Post-punk icons present their 11th album -- as relevant and esoteric as the first -- in 31 years.
What? Rock critics and musicians alike — Michael Stipe, Robert Smith, and Robert Pollard just to name a few — have heralded Wire as founding fathers of the U.K. post-punk scene in the late ’70s, having shaped a new and influential form of atmospheric art-house music. And with the release of Object 47 on July 15, the band’s original members show how well they’ve aged and how far they’ve come since their ’77 debut. Tracks like “One of Us” and “Perspex Icon” flaunt vocal effects over simple dancehall hooks, while “Circumspect” and the decidedly Depeche Mode-ian “Four Long Years” are as contemplative and dreamlike as fans would expect.
Who? Band members Colin Newman, Graham Lewis, Robert Grey, and Bruce Gilbert have had a rocky go of it over the years. Their albums have been recorded in fits and starts as the members have taken sabbaticals to pursue solo projects and redefine the group’s direction. Guitarist and occasional songwriter Gilbert left the band in ’04 (leaving a hole filled by the likes of former Laika member and PJ Harvey touring guitarist Margaret Fiedler McGinnis). Having consistently reshaped their approach both sonically and intellectually, Wire could have stopped decades ago and still been considered instrumental in the history of U.K. music and punk in general.

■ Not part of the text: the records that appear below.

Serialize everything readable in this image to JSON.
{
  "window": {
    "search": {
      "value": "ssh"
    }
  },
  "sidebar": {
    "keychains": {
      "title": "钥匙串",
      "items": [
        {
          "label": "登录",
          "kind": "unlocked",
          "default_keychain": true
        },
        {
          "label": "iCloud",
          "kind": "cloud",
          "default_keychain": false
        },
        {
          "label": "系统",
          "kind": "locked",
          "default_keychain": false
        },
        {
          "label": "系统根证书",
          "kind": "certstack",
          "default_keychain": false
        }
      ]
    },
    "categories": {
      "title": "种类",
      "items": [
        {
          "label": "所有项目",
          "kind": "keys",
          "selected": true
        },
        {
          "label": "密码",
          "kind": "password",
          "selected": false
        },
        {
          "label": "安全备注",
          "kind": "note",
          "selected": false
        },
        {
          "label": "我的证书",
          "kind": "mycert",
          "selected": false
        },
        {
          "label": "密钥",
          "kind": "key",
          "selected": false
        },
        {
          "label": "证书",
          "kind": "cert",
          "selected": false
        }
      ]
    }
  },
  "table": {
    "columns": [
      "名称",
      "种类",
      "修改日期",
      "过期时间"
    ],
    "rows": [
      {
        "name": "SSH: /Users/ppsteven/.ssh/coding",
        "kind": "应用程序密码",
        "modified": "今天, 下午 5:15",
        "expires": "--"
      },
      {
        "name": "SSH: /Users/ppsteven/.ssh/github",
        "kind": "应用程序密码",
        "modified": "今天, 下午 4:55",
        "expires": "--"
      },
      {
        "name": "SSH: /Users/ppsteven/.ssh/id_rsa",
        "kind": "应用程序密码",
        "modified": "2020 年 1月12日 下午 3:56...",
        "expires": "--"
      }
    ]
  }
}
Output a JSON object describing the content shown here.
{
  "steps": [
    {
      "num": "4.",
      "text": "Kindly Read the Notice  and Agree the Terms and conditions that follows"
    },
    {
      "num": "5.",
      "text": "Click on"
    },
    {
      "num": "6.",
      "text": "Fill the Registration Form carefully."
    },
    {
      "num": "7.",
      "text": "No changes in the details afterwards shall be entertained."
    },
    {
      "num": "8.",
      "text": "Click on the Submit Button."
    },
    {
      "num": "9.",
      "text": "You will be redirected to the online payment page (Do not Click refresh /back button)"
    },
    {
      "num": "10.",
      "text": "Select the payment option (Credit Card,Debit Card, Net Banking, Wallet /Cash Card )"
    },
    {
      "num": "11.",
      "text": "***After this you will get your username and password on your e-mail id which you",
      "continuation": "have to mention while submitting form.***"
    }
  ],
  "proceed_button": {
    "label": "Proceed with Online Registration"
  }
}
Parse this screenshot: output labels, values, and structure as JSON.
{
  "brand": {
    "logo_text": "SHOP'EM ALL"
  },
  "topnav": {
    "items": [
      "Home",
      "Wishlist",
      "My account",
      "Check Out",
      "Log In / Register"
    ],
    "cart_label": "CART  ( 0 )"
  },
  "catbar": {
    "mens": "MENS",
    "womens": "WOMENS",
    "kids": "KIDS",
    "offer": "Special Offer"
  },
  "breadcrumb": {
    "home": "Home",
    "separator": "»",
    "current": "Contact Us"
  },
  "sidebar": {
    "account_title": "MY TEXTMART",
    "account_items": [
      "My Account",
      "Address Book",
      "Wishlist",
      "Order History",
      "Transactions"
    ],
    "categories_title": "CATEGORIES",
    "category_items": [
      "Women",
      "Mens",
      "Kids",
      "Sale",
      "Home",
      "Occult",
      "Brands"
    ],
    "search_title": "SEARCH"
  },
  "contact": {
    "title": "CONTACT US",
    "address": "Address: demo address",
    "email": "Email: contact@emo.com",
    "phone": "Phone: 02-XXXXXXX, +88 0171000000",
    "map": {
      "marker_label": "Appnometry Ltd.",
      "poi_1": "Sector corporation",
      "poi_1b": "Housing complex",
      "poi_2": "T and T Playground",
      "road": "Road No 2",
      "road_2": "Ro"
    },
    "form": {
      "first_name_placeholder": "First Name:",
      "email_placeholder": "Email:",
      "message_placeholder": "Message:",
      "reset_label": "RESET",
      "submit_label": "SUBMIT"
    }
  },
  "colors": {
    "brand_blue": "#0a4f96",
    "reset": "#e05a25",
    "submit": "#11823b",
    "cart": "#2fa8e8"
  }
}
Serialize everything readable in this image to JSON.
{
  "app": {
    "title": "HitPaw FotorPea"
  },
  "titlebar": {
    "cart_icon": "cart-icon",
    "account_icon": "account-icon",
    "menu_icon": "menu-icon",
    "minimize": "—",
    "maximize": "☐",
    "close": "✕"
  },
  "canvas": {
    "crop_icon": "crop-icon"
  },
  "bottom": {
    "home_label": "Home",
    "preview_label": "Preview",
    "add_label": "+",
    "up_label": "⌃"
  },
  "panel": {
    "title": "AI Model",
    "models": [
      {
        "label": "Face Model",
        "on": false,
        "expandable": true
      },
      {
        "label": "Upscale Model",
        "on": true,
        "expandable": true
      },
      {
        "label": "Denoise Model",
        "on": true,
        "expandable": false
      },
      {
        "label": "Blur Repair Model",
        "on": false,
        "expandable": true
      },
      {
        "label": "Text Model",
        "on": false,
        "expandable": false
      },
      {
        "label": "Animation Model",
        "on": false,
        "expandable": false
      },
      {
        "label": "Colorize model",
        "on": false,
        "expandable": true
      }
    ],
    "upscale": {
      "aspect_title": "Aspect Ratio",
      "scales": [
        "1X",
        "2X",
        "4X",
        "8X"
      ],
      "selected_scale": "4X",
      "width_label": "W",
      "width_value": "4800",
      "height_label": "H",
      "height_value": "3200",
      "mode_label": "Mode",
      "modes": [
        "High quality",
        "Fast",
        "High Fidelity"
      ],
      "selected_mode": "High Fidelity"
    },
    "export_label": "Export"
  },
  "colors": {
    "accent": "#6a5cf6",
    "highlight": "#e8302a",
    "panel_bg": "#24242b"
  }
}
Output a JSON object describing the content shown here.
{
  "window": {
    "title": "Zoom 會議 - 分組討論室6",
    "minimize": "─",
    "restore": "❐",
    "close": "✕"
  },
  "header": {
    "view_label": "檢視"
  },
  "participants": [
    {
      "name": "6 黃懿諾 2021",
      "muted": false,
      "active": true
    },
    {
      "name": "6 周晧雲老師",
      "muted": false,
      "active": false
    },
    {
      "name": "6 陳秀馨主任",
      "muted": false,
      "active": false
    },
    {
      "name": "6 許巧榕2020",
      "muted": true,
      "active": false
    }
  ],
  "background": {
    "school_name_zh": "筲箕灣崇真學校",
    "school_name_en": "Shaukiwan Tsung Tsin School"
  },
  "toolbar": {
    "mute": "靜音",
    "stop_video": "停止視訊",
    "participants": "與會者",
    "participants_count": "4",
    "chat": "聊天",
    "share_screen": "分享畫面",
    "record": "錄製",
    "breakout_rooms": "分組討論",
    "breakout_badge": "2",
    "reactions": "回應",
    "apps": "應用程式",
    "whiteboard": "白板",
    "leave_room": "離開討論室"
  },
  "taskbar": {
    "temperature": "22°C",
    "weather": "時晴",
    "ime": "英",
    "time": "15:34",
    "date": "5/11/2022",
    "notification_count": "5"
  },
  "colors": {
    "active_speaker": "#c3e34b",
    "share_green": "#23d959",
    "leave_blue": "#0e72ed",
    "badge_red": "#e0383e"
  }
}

But with a 2008 world tour currently in swing, these guys don’t show any signs of slowing down.
Fun Fact: Drummer Robert Grey (who went by Robert Gotobed in the band’s early years) allegedly fired himself in 1990 due to the increased use of electronic drum machines by the band. Subsequently, the guys dropped the “e” from Wire and recorded The First Letter in ’91 under the name Wir to symbolize the lost member.
Now Hear This: “Perspex Icon” (DOWNLOAD MP3)